“A lot of times, women of faith don’t even recognize that they are in an abusive relationship. They will think, ‘He’s got a strong personality. He’s a bigger-than-life figure.’ We kind of downplay what it is. Recognizing signs of abuse is important to helping figure out what’s what’s going on … Removing yourself from abuse is an extremely difficult step and it’s extremely difficult to do so safely.
“God doesn’t require us to be in a relationship that’s abusive, where the spouse has broken their marriage vows. In fact, when you look throughout the Bible, there are a couple of places where God actually commanded his people to divorce from evildoers… And if there’s anything that’s evil, it’s a spouse actually destroying their own family.”
Christina asks Charlene what advice she would give to anyone who feels stuck in a relationship. “I would say it’s not impossible. God is so much bigger than any fears that we have. He has promised us an abundant life. I would say to that person who is fearful to go to your local domestic abuse organization. They will have resources to help you. Get a good attorney that can help you. If you’re physically afraid for your safety, you can get an order of protection and help keep your children safe as well.”
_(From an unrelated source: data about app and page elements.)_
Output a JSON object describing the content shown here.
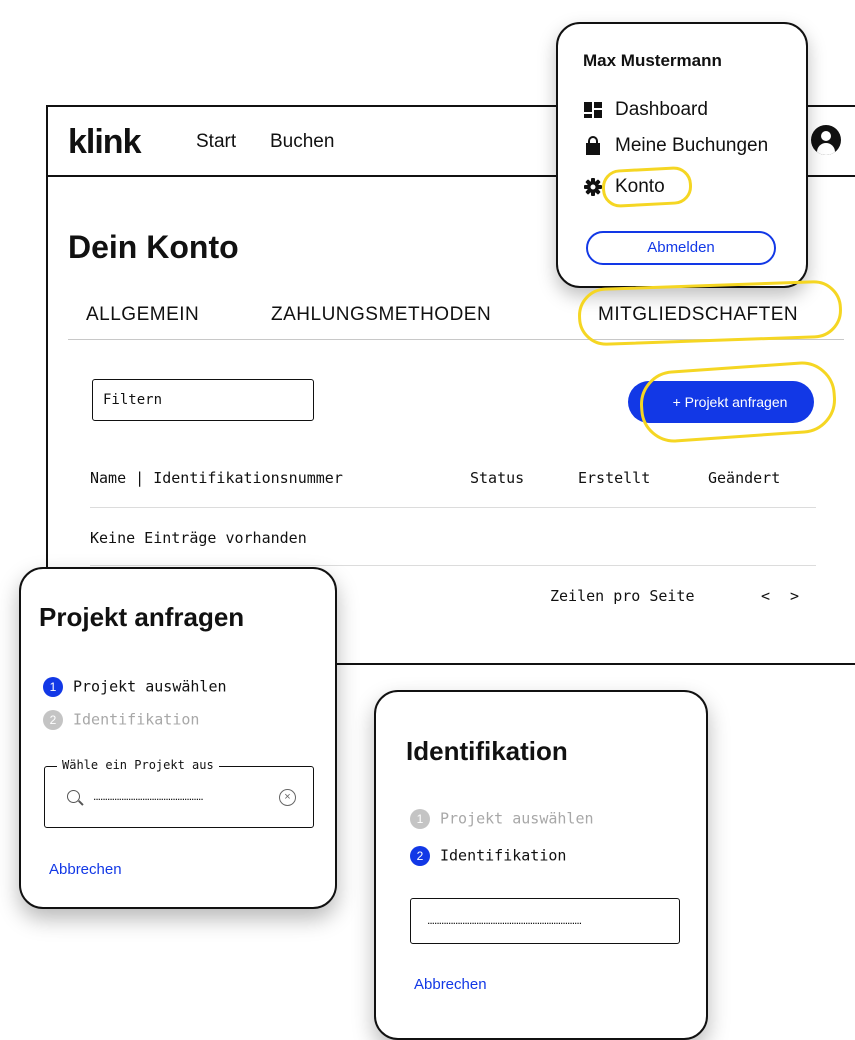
{
  "navbar": {
    "logo": "klink",
    "links": [
      "Start",
      "Buchen"
    ]
  },
  "page": {
    "title": "Dein Konto",
    "tabs": [
      "ALLGEMEIN",
      "ZAHLUNGSMETHODEN",
      "MITGLIEDSCHAFTEN"
    ]
  },
  "toolbar": {
    "filter_placeholder": "Filtern",
    "request_button": "+ Projekt anfragen"
  },
  "table": {
    "columns": [
      "Name | Identifikationsnummer",
      "Status",
      "Erstellt",
      "Geändert"
    ],
    "empty_text": "Keine Einträge vorhanden",
    "rows_per_page_label": "Zeilen pro Seite",
    "prev": "<",
    "next": ">"
  },
  "account_menu": {
    "user_name": "Max Mustermann",
    "items": [
      "Dashboard",
      "Meine Buchungen",
      "Konto"
    ],
    "logout": "Abmelden"
  },
  "request_modal": {
    "title": "Projekt anfragen",
    "steps": [
      {
        "num": "1",
        "label": "Projekt auswählen"
      },
      {
        "num": "2",
        "label": "Identifikation"
      }
    ],
    "select_label": "Wähle ein Projekt aus",
    "select_value": "...............................................",
    "cancel": "Abbrechen"
  },
  "ident_modal": {
    "title": "Identifikation",
    "steps": [
      {
        "num": "1",
        "label": "Projekt auswählen"
      },
      {
        "num": "2",
        "label": "Identifikation"
      }
    ],
    "input_value": "..................................................................",
    "cancel": "Abbrechen"
  },
  "colors": {
    "accent": "#1238e6",
    "highlight": "#f5d623"
  }
}
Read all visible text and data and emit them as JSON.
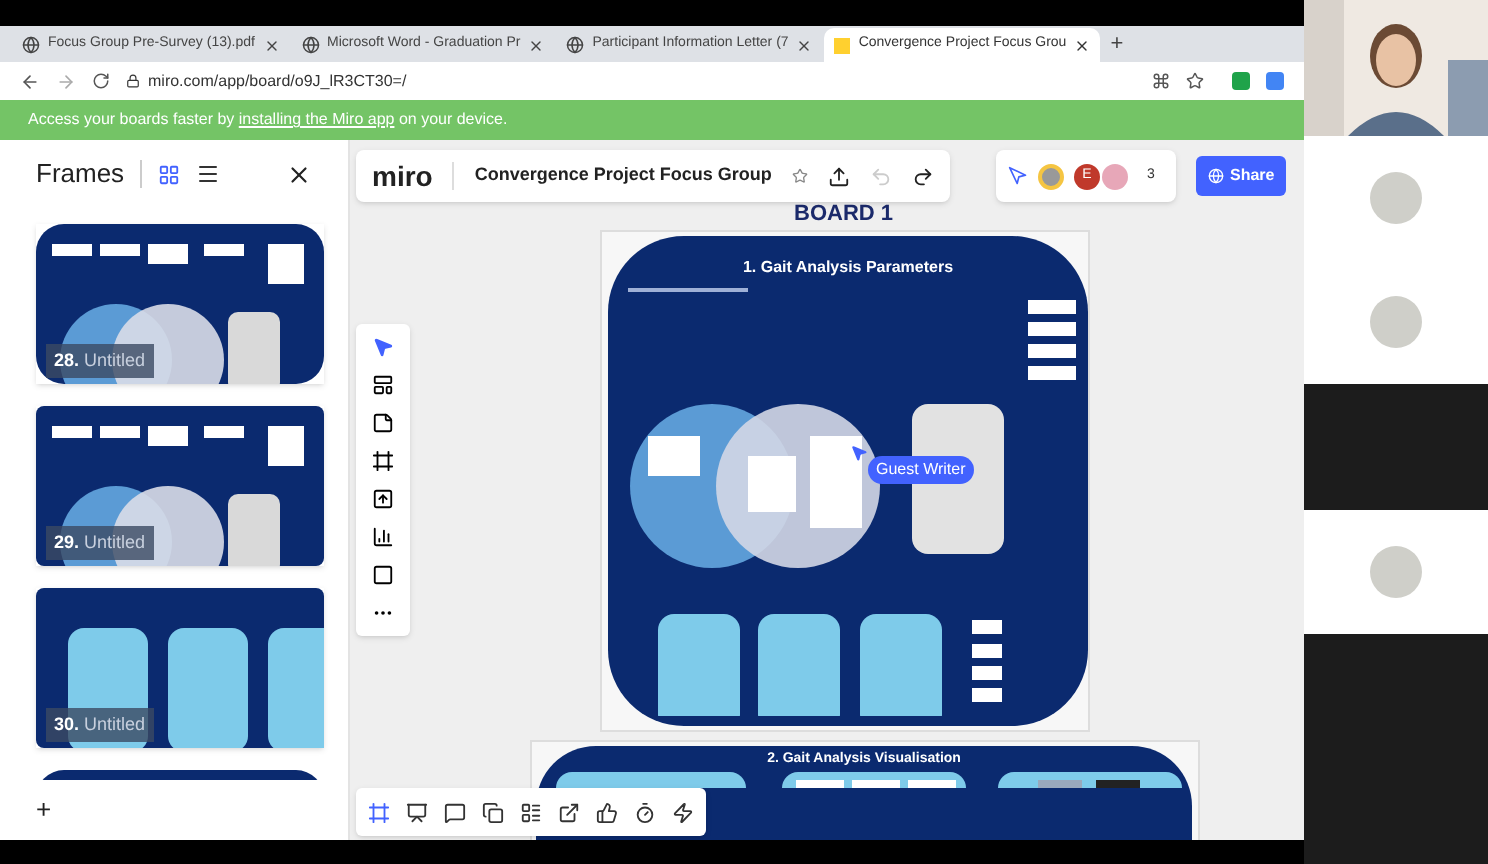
{
  "browser": {
    "tabs": [
      {
        "title": "Focus Group Pre-Survey (13).pdf",
        "selected": false
      },
      {
        "title": "Microsoft Word - Graduation Pr",
        "selected": false
      },
      {
        "title": "Participant Information Letter (7",
        "selected": false
      },
      {
        "title": "Convergence Project Focus Grou",
        "selected": true
      }
    ],
    "new_tab": "+",
    "url": "miro.com/app/board/o9J_lR3CT30=/"
  },
  "banner": {
    "text_before": "Access your boards faster by",
    "link": "installing the Miro app",
    "text_after": "on your device."
  },
  "frames_panel": {
    "title": "Frames",
    "frames": [
      {
        "number": "28.",
        "title": "Untitled",
        "kind": "venn"
      },
      {
        "number": "29.",
        "title": "Untitled",
        "kind": "venn"
      },
      {
        "number": "30.",
        "title": "Untitled",
        "kind": "columns"
      }
    ],
    "add": "+"
  },
  "board": {
    "logo": "miro",
    "title": "Convergence Project Focus Group",
    "collaborator": "E",
    "more_count": "3",
    "share": "Share",
    "canvas_label": "BOARD 1",
    "frames": [
      {
        "title": "1. Gait Analysis Parameters"
      },
      {
        "title": "2. Gait Analysis Visualisation"
      }
    ],
    "cursor_label": "Guest Writer"
  },
  "video_tiles": [
    {
      "kind": "camera"
    },
    {
      "kind": "avatar"
    },
    {
      "kind": "avatar"
    },
    {
      "kind": "empty"
    },
    {
      "kind": "avatar"
    }
  ]
}
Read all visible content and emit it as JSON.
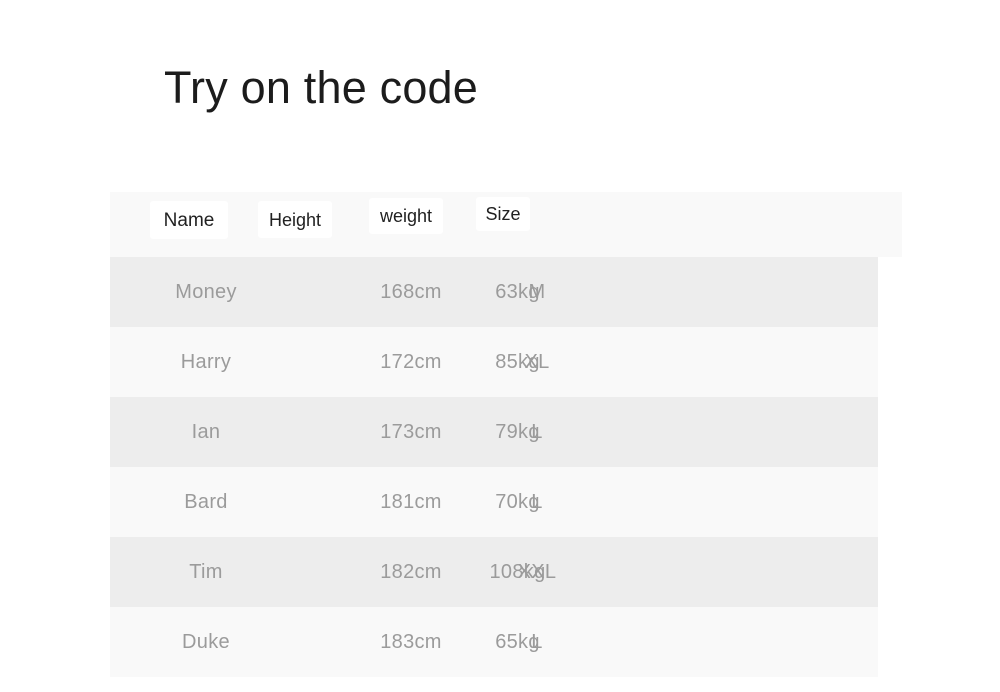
{
  "page": {
    "title": "Try on the code",
    "background_color": "#ffffff"
  },
  "table": {
    "header_background": "#f9f9f9",
    "row_odd_background": "#ededed",
    "row_even_background": "#f9f9f9",
    "cell_text_color": "#9b9b9b",
    "header_text_color": "#212121",
    "columns": [
      {
        "key": "name",
        "label": "Name"
      },
      {
        "key": "height",
        "label": "Height"
      },
      {
        "key": "weight",
        "label": "weight"
      },
      {
        "key": "size",
        "label": "Size"
      }
    ],
    "rows": [
      {
        "name": "Money",
        "height": "168cm",
        "weight": "63kg",
        "size": "M"
      },
      {
        "name": "Harry",
        "height": "172cm",
        "weight": "85kg",
        "size": "XL"
      },
      {
        "name": "Ian",
        "height": "173cm",
        "weight": "79kg",
        "size": "L"
      },
      {
        "name": "Bard",
        "height": "181cm",
        "weight": "70kg",
        "size": "L"
      },
      {
        "name": "Tim",
        "height": "182cm",
        "weight": "108kg",
        "size": "XXL"
      },
      {
        "name": "Duke",
        "height": "183cm",
        "weight": "65kg",
        "size": "L"
      }
    ]
  }
}
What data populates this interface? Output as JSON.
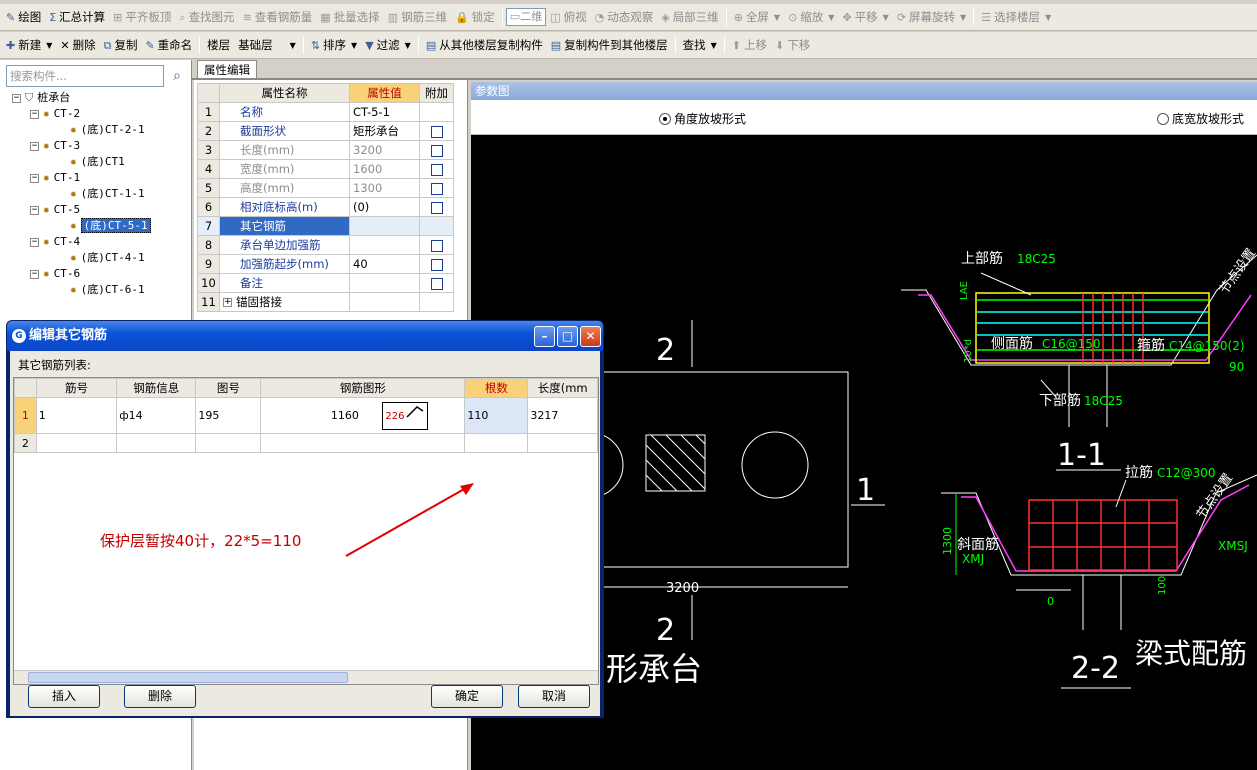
{
  "toolbar1": {
    "items": [
      {
        "label": "绘图",
        "icon": "draw-icon",
        "enabled": true
      },
      {
        "label": "汇总计算",
        "icon": "sigma-icon",
        "enabled": true
      },
      {
        "label": "平齐板顶",
        "icon": "align-slab-icon",
        "enabled": false
      },
      {
        "label": "查找图元",
        "icon": "find-element-icon",
        "enabled": false
      },
      {
        "label": "查看钢筋量",
        "icon": "view-rebar-qty-icon",
        "enabled": false
      },
      {
        "label": "批量选择",
        "icon": "batch-select-icon",
        "enabled": false
      },
      {
        "label": "钢筋三维",
        "icon": "rebar-3d-icon",
        "enabled": false
      },
      {
        "label": "锁定",
        "icon": "lock-icon",
        "enabled": false
      },
      {
        "label": "二维",
        "icon": "view-2d-icon",
        "enabled": false
      },
      {
        "label": "俯视",
        "icon": "top-view-icon",
        "enabled": false
      },
      {
        "label": "动态观察",
        "icon": "orbit-icon",
        "enabled": false
      },
      {
        "label": "局部三维",
        "icon": "local-3d-icon",
        "enabled": false
      },
      {
        "label": "全屏",
        "icon": "fullscreen-icon",
        "enabled": false
      },
      {
        "label": "缩放",
        "icon": "zoom-icon",
        "enabled": false
      },
      {
        "label": "平移",
        "icon": "pan-icon",
        "enabled": false
      },
      {
        "label": "屏幕旋转",
        "icon": "rotate-screen-icon",
        "enabled": false
      },
      {
        "label": "选择楼层",
        "icon": "select-floor-icon",
        "enabled": false
      }
    ]
  },
  "toolbar2": {
    "new_label": "新建",
    "delete_label": "删除",
    "copy_label": "复制",
    "rename_label": "重命名",
    "floor_label": "楼层",
    "floor_value": "基础层",
    "sort_label": "排序",
    "filter_label": "过滤",
    "copy_from_label": "从其他楼层复制构件",
    "copy_to_label": "复制构件到其他楼层",
    "find_label": "查找",
    "up_label": "上移",
    "down_label": "下移"
  },
  "left_panel": {
    "search_placeholder": "搜索构件...",
    "root": "桩承台",
    "groups": [
      {
        "name": "CT-2",
        "child": "(底)CT-2-1"
      },
      {
        "name": "CT-3",
        "child": "(底)CT1"
      },
      {
        "name": "CT-1",
        "child": "(底)CT-1-1"
      },
      {
        "name": "CT-5",
        "child": "(底)CT-5-1"
      },
      {
        "name": "CT-4",
        "child": "(底)CT-4-1"
      },
      {
        "name": "CT-6",
        "child": "(底)CT-6-1"
      }
    ]
  },
  "prop_panel": {
    "tab": "属性编辑",
    "headers": [
      "属性名称",
      "属性值",
      "附加"
    ],
    "rows": [
      {
        "n": "1",
        "name": "名称",
        "value": "CT-5-1"
      },
      {
        "n": "2",
        "name": "截面形状",
        "value": "矩形承台"
      },
      {
        "n": "3",
        "name": "长度(mm)",
        "value": "3200"
      },
      {
        "n": "4",
        "name": "宽度(mm)",
        "value": "1600"
      },
      {
        "n": "5",
        "name": "高度(mm)",
        "value": "1300"
      },
      {
        "n": "6",
        "name": "相对底标高(m)",
        "value": "(0)"
      },
      {
        "n": "7",
        "name": "其它钢筋",
        "value": ""
      },
      {
        "n": "8",
        "name": "承台单边加强筋",
        "value": ""
      },
      {
        "n": "9",
        "name": "加强筋起步(mm)",
        "value": "40"
      },
      {
        "n": "10",
        "name": "备注",
        "value": ""
      },
      {
        "n": "11",
        "name": "锚固搭接",
        "value": ""
      }
    ]
  },
  "param_panel": {
    "title": "参数图",
    "option1": "角度放坡形式",
    "option2": "底宽放坡形式"
  },
  "cad": {
    "sec2_top": "2",
    "sec2_bottom": "2",
    "sec1": "1",
    "dim_3200": "3200",
    "plan_title": "形承台",
    "top_bar_label": "上部筋",
    "top_bar_value": "18C25",
    "lae_label": "LAE",
    "side_bar_label": "侧面筋",
    "side_bar_value": "C16@150",
    "stirrup_label": "箍筋",
    "stirrup_value": "C14@150(2)",
    "bottom_bar_label": "下部筋",
    "bottom_bar_value": "18C25",
    "sec11_title": "1-1",
    "angle_90": "90",
    "lb10d": "10*d",
    "node_label": "节点设置",
    "tie_label": "拉筋",
    "tie_value": "C12@300",
    "slope_label": "斜面筋",
    "xmj": "XMJ",
    "xmsj": "XMSJ",
    "dim_1300": "1300",
    "dim_100": "100",
    "dim_0": "0",
    "sec22_title": "2-2",
    "beam_title": "梁式配筋"
  },
  "dialog": {
    "title": "编辑其它钢筋",
    "list_label": "其它钢筋列表:",
    "headers": [
      "筋号",
      "钢筋信息",
      "图号",
      "钢筋图形",
      "根数",
      "长度(mm"
    ],
    "rows": [
      {
        "n": "1",
        "bar_no": "1",
        "info": "ф14",
        "fig": "195",
        "len_in_shape": "1160",
        "shape_sub": "226",
        "count": "110",
        "length": "3217"
      },
      {
        "n": "2",
        "bar_no": "",
        "info": "",
        "fig": "",
        "len_in_shape": "",
        "shape_sub": "",
        "count": "",
        "length": ""
      }
    ],
    "annotation": "保护层暂按40计，22*5=110",
    "insert_label": "插入",
    "delete_label": "删除",
    "ok_label": "确定",
    "cancel_label": "取消"
  }
}
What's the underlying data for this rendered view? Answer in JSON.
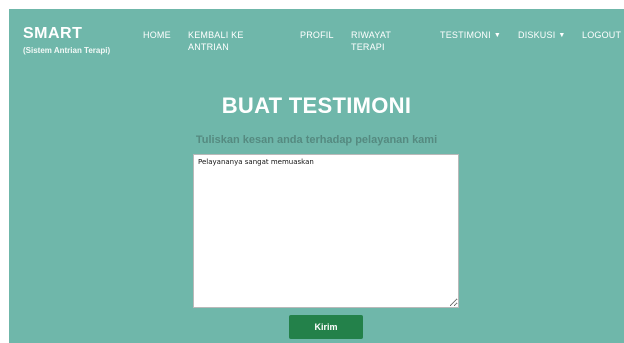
{
  "navbar": {
    "brand": {
      "name": "SMART",
      "subtitle": "(Sistem Antrian Terapi)"
    },
    "items": [
      {
        "label": "HOME"
      },
      {
        "label": "KEMBALI KE ANTRIAN"
      },
      {
        "label": "PROFIL"
      },
      {
        "label": "RIWAYAT TERAPI"
      },
      {
        "label": "TESTIMONI",
        "icon": "caret-down-icon"
      },
      {
        "label": "DISKUSI",
        "icon": "caret-down-icon"
      },
      {
        "label": "LOGOUT"
      }
    ]
  },
  "main": {
    "title": "BUAT TESTIMONI",
    "subtitle": "Tuliskan kesan anda terhadap pelayanan kami",
    "textarea_value": "Pelayananya sangat memuaskan",
    "submit_label": "Kirim"
  },
  "colors": {
    "background": "#6fb7aa",
    "submit_button": "#23814a",
    "subtitle_text": "#558a80"
  }
}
If you or someone you know is in an abusive relationship, visit the National Domestic Violence Hotline website which has an abundance of resources and phone numbers to assist you in getting help, or call the National Domestic Violence Hotline 24/7 at 1-800-799-SAFE (7233). All calls are confidential and anonymous.